Pankit Vachhani, MD: When I approach treatment for essential thrombocytosis, I keep in mind that there is no single drug or agent that that improves survival. My treatment goals are directed toward the mitigation of the thrombosis risk that these patients have. Also, there is no drug available that slows the progression of essential thrombocytosis to plastic-phase disease or overt myelofibrosis. My general approach to the treatment of essential thrombocytosis is thrombosis risk-adapted management, which largely follows the 4 risk categories found in the revised IPSET [International Prognostic Score for Thrombosis in Essential Thrombocythemia] stratification.
For all my patients, I encourage modification of cardiovascular risk factors. That is of course a key whether you have essential thrombocytosis or not, but especially if you have thrombocytosis that becomes the absolute key. For low-risk patients I suggest a daily aspirin but no cytoreductive therapy for very low-risk or low-risk patients. The caveat is that if patients present with a very high platelet count, let’s say 1.5 million per mm3 or more or they have symptoms, I guide my treatment choice of cytoreductive therapy in those scenarios based on whether they meet certain indication for cytoreductive therapy. That could be identification of new thrombosis, progressive symptoms, or a bleeding tendency. In those patients who present with platelet counts, more than 1.5 million or sometimes even more than 1 million, I routinely check von Willebrand factor profile. If the risk of activity is less than 30% and especially if it is less than 20%, I institute cytoreductive therapy.

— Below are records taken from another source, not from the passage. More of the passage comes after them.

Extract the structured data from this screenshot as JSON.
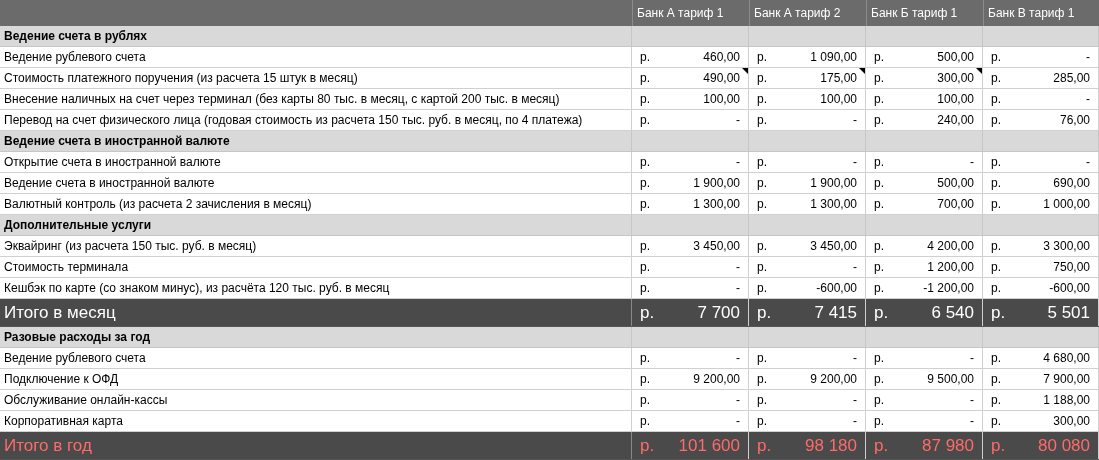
{
  "columns": [
    "Банк А тариф 1",
    "Банк А тариф 2",
    "Банк Б тариф 1",
    "Банк В тариф 1"
  ],
  "rows": [
    {
      "kind": "section",
      "label": "Ведение счета в рублях"
    },
    {
      "kind": "item",
      "label": "Ведение рублевого счета",
      "cells": [
        {
          "cur": "р.",
          "value": "460,00",
          "note": false
        },
        {
          "cur": "р.",
          "value": "1 090,00",
          "note": false
        },
        {
          "cur": "р.",
          "value": "500,00",
          "note": false
        },
        {
          "cur": "р.",
          "value": "-",
          "note": false
        }
      ]
    },
    {
      "kind": "item",
      "label": "Стоимость платежного поручения (из расчета 15 штук в месяц)",
      "cells": [
        {
          "cur": "р.",
          "value": "490,00",
          "note": true
        },
        {
          "cur": "р.",
          "value": "175,00",
          "note": true
        },
        {
          "cur": "р.",
          "value": "300,00",
          "note": true
        },
        {
          "cur": "р.",
          "value": "285,00",
          "note": false
        }
      ]
    },
    {
      "kind": "item",
      "label": "Внесение наличных на счет через терминал (без карты 80 тыс. в месяц, с картой 200 тыс. в месяц)",
      "cells": [
        {
          "cur": "р.",
          "value": "100,00",
          "note": false
        },
        {
          "cur": "р.",
          "value": "100,00",
          "note": false
        },
        {
          "cur": "р.",
          "value": "100,00",
          "note": false
        },
        {
          "cur": "р.",
          "value": "-",
          "note": false
        }
      ]
    },
    {
      "kind": "item",
      "label": "Перевод на счет физического лица (годовая стоимость из расчета 150 тыс. руб. в месяц, по 4 платежа)",
      "cells": [
        {
          "cur": "р.",
          "value": "-",
          "note": false
        },
        {
          "cur": "р.",
          "value": "-",
          "note": false
        },
        {
          "cur": "р.",
          "value": "240,00",
          "note": false
        },
        {
          "cur": "р.",
          "value": "76,00",
          "note": false
        }
      ]
    },
    {
      "kind": "section",
      "label": "Ведение счета в иностранной валюте"
    },
    {
      "kind": "item",
      "label": "Открытие счета в иностранной валюте",
      "cells": [
        {
          "cur": "р.",
          "value": "-",
          "note": false
        },
        {
          "cur": "р.",
          "value": "-",
          "note": false
        },
        {
          "cur": "р.",
          "value": "-",
          "note": false
        },
        {
          "cur": "р.",
          "value": "-",
          "note": false
        }
      ]
    },
    {
      "kind": "item",
      "label": "Ведение счета в иностранной валюте",
      "cells": [
        {
          "cur": "р.",
          "value": "1 900,00",
          "note": false
        },
        {
          "cur": "р.",
          "value": "1 900,00",
          "note": false
        },
        {
          "cur": "р.",
          "value": "500,00",
          "note": false
        },
        {
          "cur": "р.",
          "value": "690,00",
          "note": false
        }
      ]
    },
    {
      "kind": "item",
      "label": "Валютный контроль (из расчета 2 зачисления в месяц)",
      "cells": [
        {
          "cur": "р.",
          "value": "1 300,00",
          "note": false
        },
        {
          "cur": "р.",
          "value": "1 300,00",
          "note": false
        },
        {
          "cur": "р.",
          "value": "700,00",
          "note": false
        },
        {
          "cur": "р.",
          "value": "1 000,00",
          "note": false
        }
      ]
    },
    {
      "kind": "section",
      "label": "Дополнительные услуги"
    },
    {
      "kind": "item",
      "label": "Эквайринг (из расчета 150 тыс. руб. в месяц)",
      "cells": [
        {
          "cur": "р.",
          "value": "3 450,00",
          "note": false
        },
        {
          "cur": "р.",
          "value": "3 450,00",
          "note": false
        },
        {
          "cur": "р.",
          "value": "4 200,00",
          "note": false
        },
        {
          "cur": "р.",
          "value": "3 300,00",
          "note": false
        }
      ]
    },
    {
      "kind": "item",
      "label": "Стоимость терминала",
      "cells": [
        {
          "cur": "р.",
          "value": "-",
          "note": false
        },
        {
          "cur": "р.",
          "value": "-",
          "note": false
        },
        {
          "cur": "р.",
          "value": "1 200,00",
          "note": false
        },
        {
          "cur": "р.",
          "value": "750,00",
          "note": false
        }
      ]
    },
    {
      "kind": "item",
      "label": "Кешбэк по карте (со знаком минус), из расчёта 120 тыс. руб. в месяц",
      "cells": [
        {
          "cur": "р.",
          "value": "-",
          "note": false
        },
        {
          "cur": "р.",
          "value": "-600,00",
          "note": false
        },
        {
          "cur": "р.",
          "value": "-1 200,00",
          "note": false
        },
        {
          "cur": "р.",
          "value": "-600,00",
          "note": false
        }
      ]
    },
    {
      "kind": "total",
      "label": "Итого в месяц",
      "highlight": false,
      "cells": [
        {
          "cur": "р.",
          "value": "7 700",
          "note": false
        },
        {
          "cur": "р.",
          "value": "7 415",
          "note": false
        },
        {
          "cur": "р.",
          "value": "6 540",
          "note": false
        },
        {
          "cur": "р.",
          "value": "5 501",
          "note": false
        }
      ]
    },
    {
      "kind": "section",
      "label": "Разовые расходы за год"
    },
    {
      "kind": "item",
      "label": "Ведение рублевого счета",
      "cells": [
        {
          "cur": "р.",
          "value": "-",
          "note": false
        },
        {
          "cur": "р.",
          "value": "-",
          "note": false
        },
        {
          "cur": "р.",
          "value": "-",
          "note": false
        },
        {
          "cur": "р.",
          "value": "4 680,00",
          "note": false
        }
      ]
    },
    {
      "kind": "item",
      "label": "Подключение к ОФД",
      "cells": [
        {
          "cur": "р.",
          "value": "9 200,00",
          "note": false
        },
        {
          "cur": "р.",
          "value": "9 200,00",
          "note": false
        },
        {
          "cur": "р.",
          "value": "9 500,00",
          "note": false
        },
        {
          "cur": "р.",
          "value": "7 900,00",
          "note": false
        }
      ]
    },
    {
      "kind": "item",
      "label": "Обслуживание онлайн-кассы",
      "cells": [
        {
          "cur": "р.",
          "value": "-",
          "note": false
        },
        {
          "cur": "р.",
          "value": "-",
          "note": false
        },
        {
          "cur": "р.",
          "value": "-",
          "note": false
        },
        {
          "cur": "р.",
          "value": "1 188,00",
          "note": false
        }
      ]
    },
    {
      "kind": "item",
      "label": "Корпоративная карта",
      "cells": [
        {
          "cur": "р.",
          "value": "-",
          "note": false
        },
        {
          "cur": "р.",
          "value": "-",
          "note": false
        },
        {
          "cur": "р.",
          "value": "-",
          "note": false
        },
        {
          "cur": "р.",
          "value": "300,00",
          "note": false
        }
      ]
    },
    {
      "kind": "total",
      "label": "Итого в год",
      "highlight": true,
      "cells": [
        {
          "cur": "р.",
          "value": "101 600",
          "note": false
        },
        {
          "cur": "р.",
          "value": "98 180",
          "note": false
        },
        {
          "cur": "р.",
          "value": "87 980",
          "note": false
        },
        {
          "cur": "р.",
          "value": "80 080",
          "note": false
        }
      ]
    }
  ]
}
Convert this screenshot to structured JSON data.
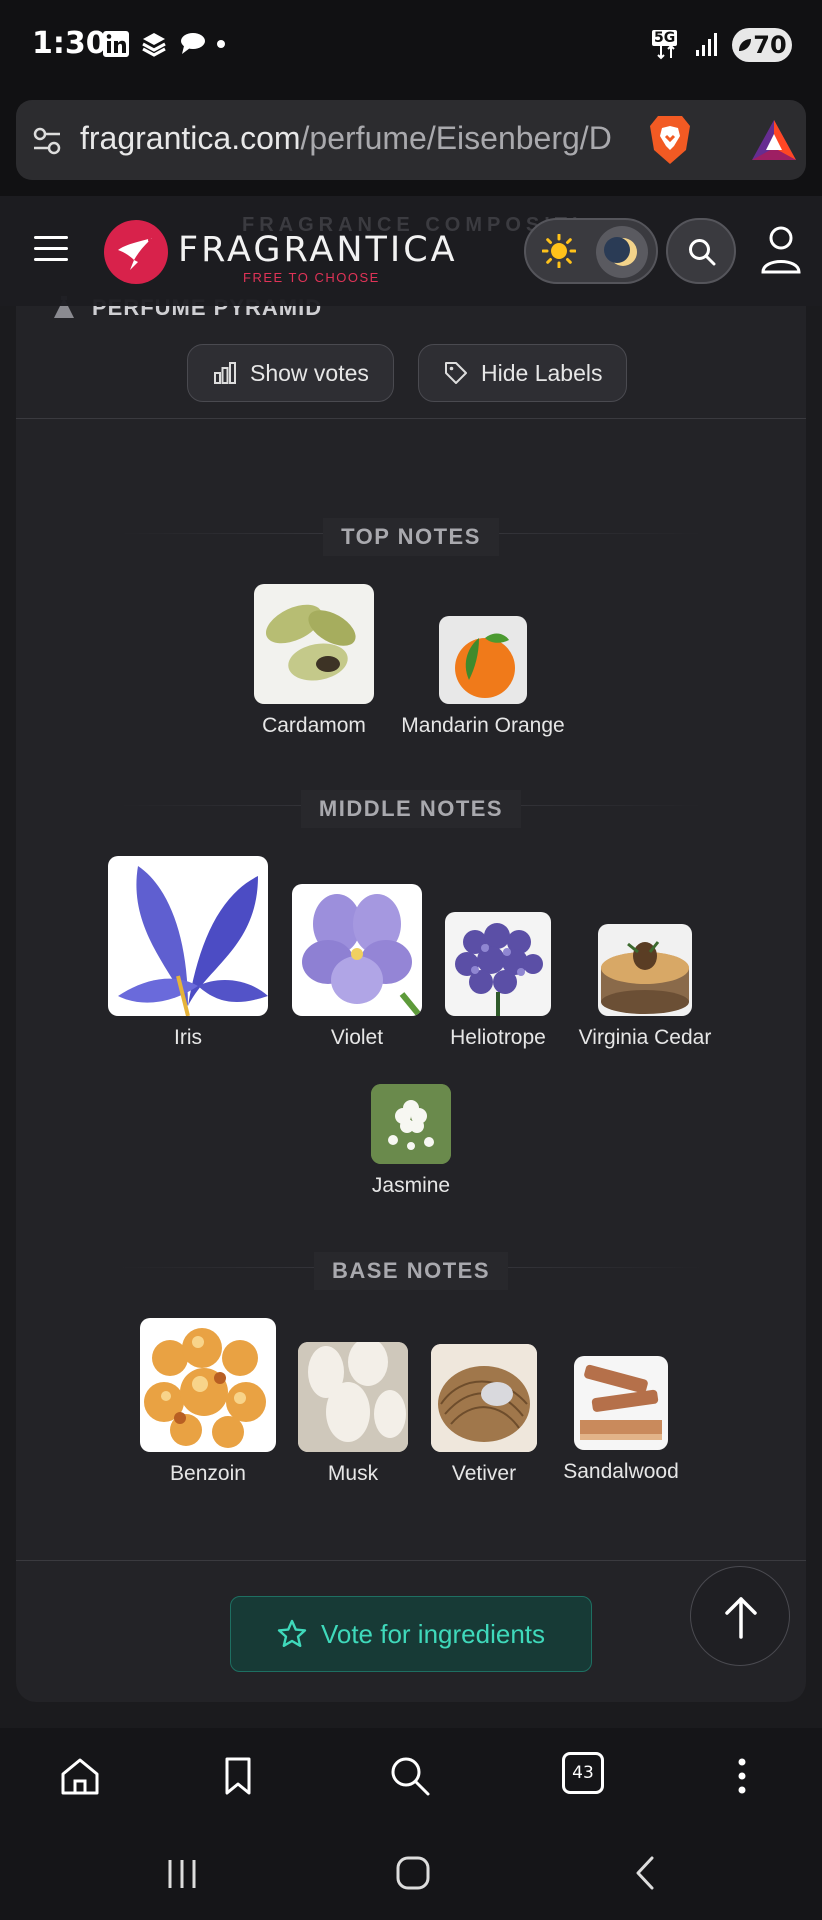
{
  "status_bar": {
    "time": "1:30",
    "network": "5G",
    "battery": "70"
  },
  "url_bar": {
    "domain": "fragrantica.com",
    "path": "/perfume/Eisenberg/D"
  },
  "header": {
    "ghost_title": "FRAGRANCE COMPOSITI",
    "brand_name": "FRAGRANTICA",
    "brand_tagline": "FREE TO CHOOSE"
  },
  "section": {
    "title": "PERFUME PYRAMID",
    "show_votes_label": "Show votes",
    "hide_labels_label": "Hide Labels"
  },
  "pyramid": {
    "top": {
      "label": "TOP NOTES",
      "notes": [
        "Cardamom",
        "Mandarin Orange"
      ]
    },
    "middle": {
      "label": "MIDDLE NOTES",
      "notes": [
        "Iris",
        "Violet",
        "Heliotrope",
        "Virginia Cedar",
        "Jasmine"
      ]
    },
    "base": {
      "label": "BASE NOTES",
      "notes": [
        "Benzoin",
        "Musk",
        "Vetiver",
        "Sandalwood"
      ]
    }
  },
  "vote_button_label": "Vote for ingredients",
  "bottom_bar": {
    "tabs_count": "43"
  },
  "colors": {
    "accent": "#3fd9bb",
    "brand": "#d8224b",
    "background": "#1b1b1e"
  }
}
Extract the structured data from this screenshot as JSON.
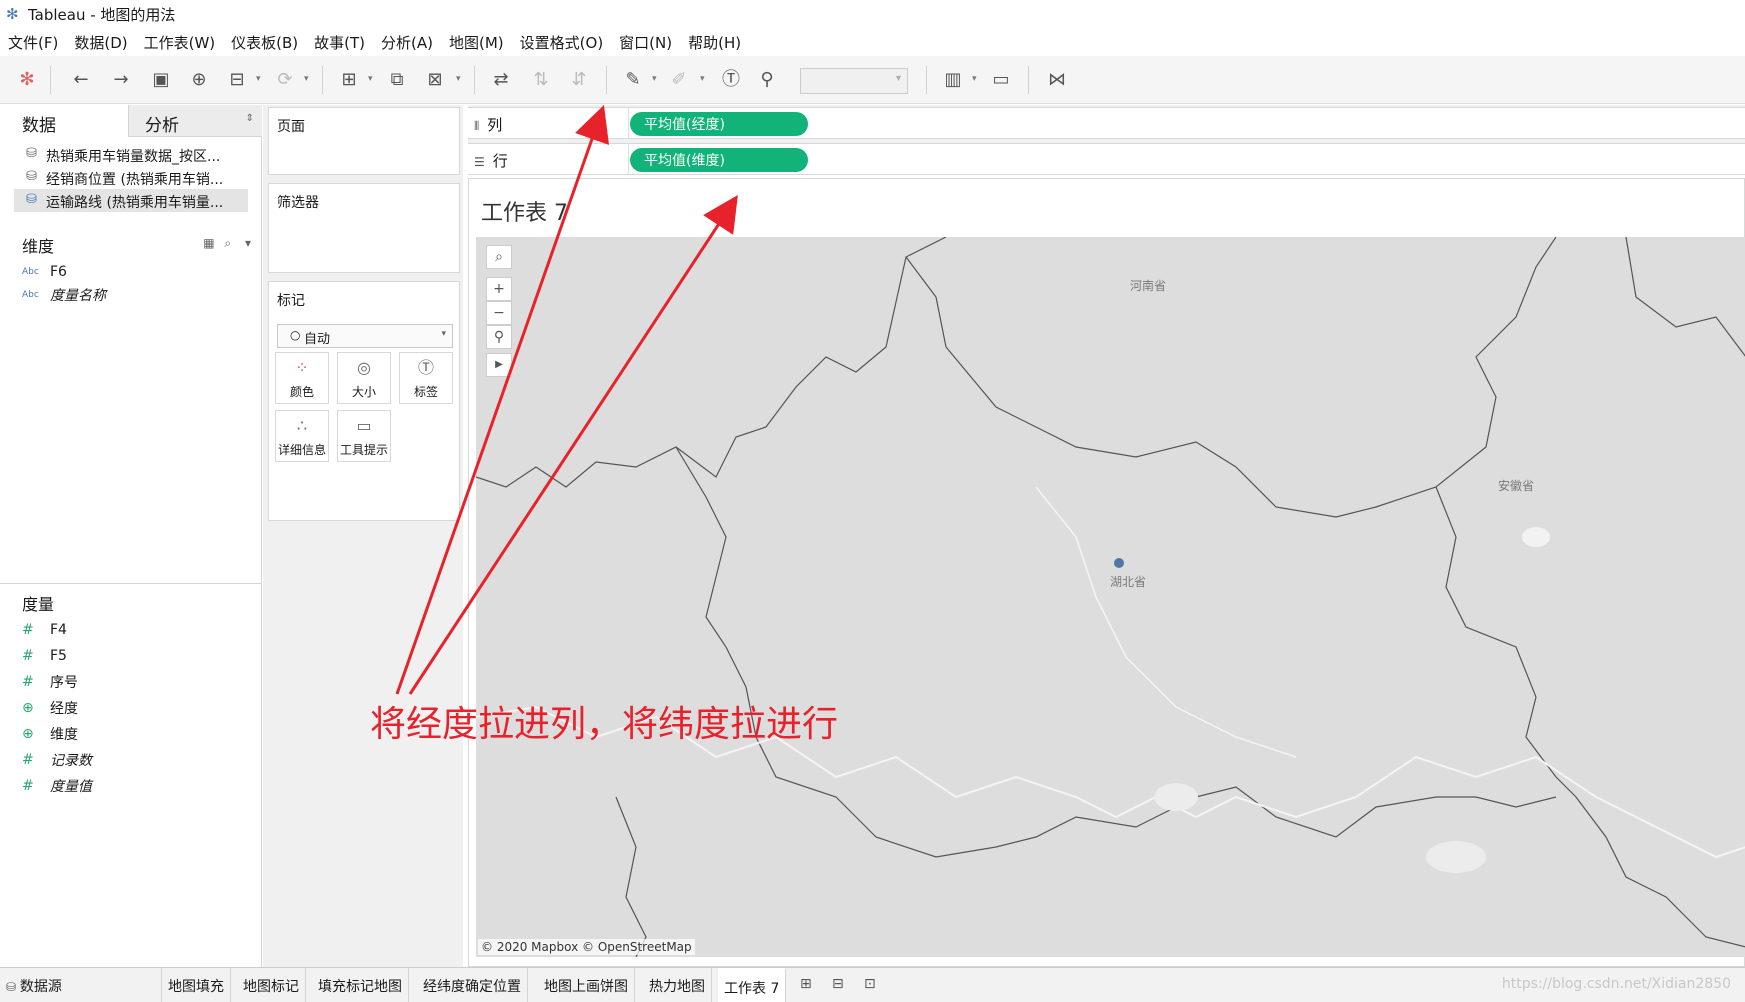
{
  "window": {
    "title": "Tableau - 地图的用法"
  },
  "menu": [
    "文件(F)",
    "数据(D)",
    "工作表(W)",
    "仪表板(B)",
    "故事(T)",
    "分析(A)",
    "地图(M)",
    "设置格式(O)",
    "窗口(N)",
    "帮助(H)"
  ],
  "toolbar": {
    "icons": [
      "tableau-logo-icon",
      "undo-icon",
      "redo-icon",
      "save-icon",
      "new-datasource-icon",
      "pause-updates-icon",
      "refresh-icon",
      "new-worksheet-icon",
      "duplicate-sheet-icon",
      "clear-sheet-icon",
      "swap-icon",
      "sort-asc-icon",
      "sort-desc-icon",
      "highlight-icon",
      "group-icon",
      "label-icon",
      "pin-icon",
      "fit-combo",
      "show-me-icon",
      "presentation-icon",
      "share-icon"
    ]
  },
  "left_pane": {
    "tab_data": "数据",
    "tab_analysis": "分析",
    "datasources": [
      {
        "label": "热销乘用车销量数据_按区...",
        "active": false
      },
      {
        "label": "经销商位置 (热销乘用车销...",
        "active": false
      },
      {
        "label": "运输路线 (热销乘用车销量...",
        "active": true
      }
    ],
    "dimensions_title": "维度",
    "dimensions": [
      {
        "type": "Abc",
        "name": "F6",
        "italic": false
      },
      {
        "type": "Abc",
        "name": "度量名称",
        "italic": true
      }
    ],
    "measures_title": "度量",
    "measures": [
      {
        "type": "#",
        "name": "F4",
        "italic": false
      },
      {
        "type": "#",
        "name": "F5",
        "italic": false
      },
      {
        "type": "#",
        "name": "序号",
        "italic": false
      },
      {
        "type": "globe",
        "name": "经度",
        "italic": false
      },
      {
        "type": "globe",
        "name": "维度",
        "italic": false
      },
      {
        "type": "#",
        "name": "记录数",
        "italic": true
      },
      {
        "type": "#",
        "name": "度量值",
        "italic": true
      }
    ]
  },
  "cards": {
    "pages": "页面",
    "filters": "筛选器",
    "marks": "标记",
    "mark_type": "自动",
    "mark_buttons": [
      "颜色",
      "大小",
      "标签",
      "详细信息",
      "工具提示"
    ]
  },
  "shelves": {
    "columns_label": "列",
    "columns_pill": "平均值(经度)",
    "rows_label": "行",
    "rows_pill": "平均值(维度)"
  },
  "view": {
    "sheet_title": "工作表 7",
    "provinces": [
      "河南省",
      "安徽省",
      "湖北省"
    ],
    "attribution": "© 2020 Mapbox © OpenStreetMap",
    "annotation": "将经度拉进列，将纬度拉进行",
    "colors": {
      "pill": "#11b379",
      "mark": "#4e79a7",
      "annotation": "#e8222b"
    }
  },
  "tabs": {
    "datasource": "数据源",
    "sheets": [
      "地图填充",
      "地图标记",
      "填充标记地图",
      "经纬度确定位置",
      "地图上画饼图",
      "热力地图",
      "工作表 7"
    ],
    "active": "工作表 7"
  },
  "watermark": "https://blog.csdn.net/Xidian2850"
}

In those who have intermediate-risk essential thrombocytosis, I do aspirin and of course modification of cardiovascular risk factors. The use of cytoreductive therapy, typically hydroxyurea, is a decision that I base on other indications for the use of cytoreductive therapies—the ones we just went over. When it comes to high-risk essential thrombocytosis, using an aspirin and modifying cardiovascular risk factors are of course key, but cytoreductive therapy is definitely recommended in this group of patients. The first-line treatment that we use, especially in the United States, is hydroxyurea. This is based on many clinical studies that have investigated hydroxyurea, the first of which was from the 1990s and looked at patients who were at high risk of thrombosis and they were randomized either to hydroxyurea or no myelosuppressive therapy.
A clear thrombosis tree survival was noted in favor of hydroxyurea. Subsequent to that we have the PT-1 study, where patients were randomized to hydroxyurea and aspirin vs anagrelide and aspirin and hydroxyurea arm was favored in terms of thrombosis prevention. That is our first-line treatment of choice when it comes to cytoreductive therapies.
For patients who are resistant or refractory to hydroxyurea use or, for example have an intolerance in the form of adverse events like ulcers or anemia, there are a few other options. One is anagrelide, which is a quinolone inhibitor that reduces the platelet count by inhibiting megakaryocytic differentiation. With anagrelide, the white [blood cell] count, largely speaking, remains unaffected. With regard to anagrelide, remember that there are 2 large studies that have investigated anagrelide. One is the PT-1 study that we just discussed, in which patients were randomized to anagrelide plus aspirin vs Hydrea plus aspirin and the Hydrea arm appeared to be superior. Then there is ANAHYDRET study, a smaller study with the newer definition, the WHO [World Health Organization]–based definition of essential thrombocytosis.
When patients were randomized to Hydrea or anagrelide, aspirin use was not mandatory. And the study was a noninferiority study, and the drugs were found to be similar based on noninferiority study. We typically restrict the use of anagrelide in the second-line setting. Another agent of note is interferon. Interferon has been looked into in essential thrombocytosis for many years. More recently the MPD-RC 112 study randomized patients with polycythemia vera and essential thrombocytosis to interferon or Hydrea, and at least 2 years, with a limited population there were no major clinically useful differences between the 2 arms.
We typically restrict interferon to the relapsed/refractory or intolerant setting for essential thrombocytosis. When we use interferon, we typically use a pegylated form of interferon because the patients find it to be more convenient in that setting.
Options beyond interferon and anagrelide include drugs that may have genome toxicity that and we rarely use. But also ruxolitinib has been studied in the MAGIC trial. Unfortunately, the MAGIC trial did not show any major difference between Hydrea and ruxolitinib. However, those who had symptoms found more resolution of symptoms with ruxolitinib rather than hydroxyurea.
Transcripts edited for clarity.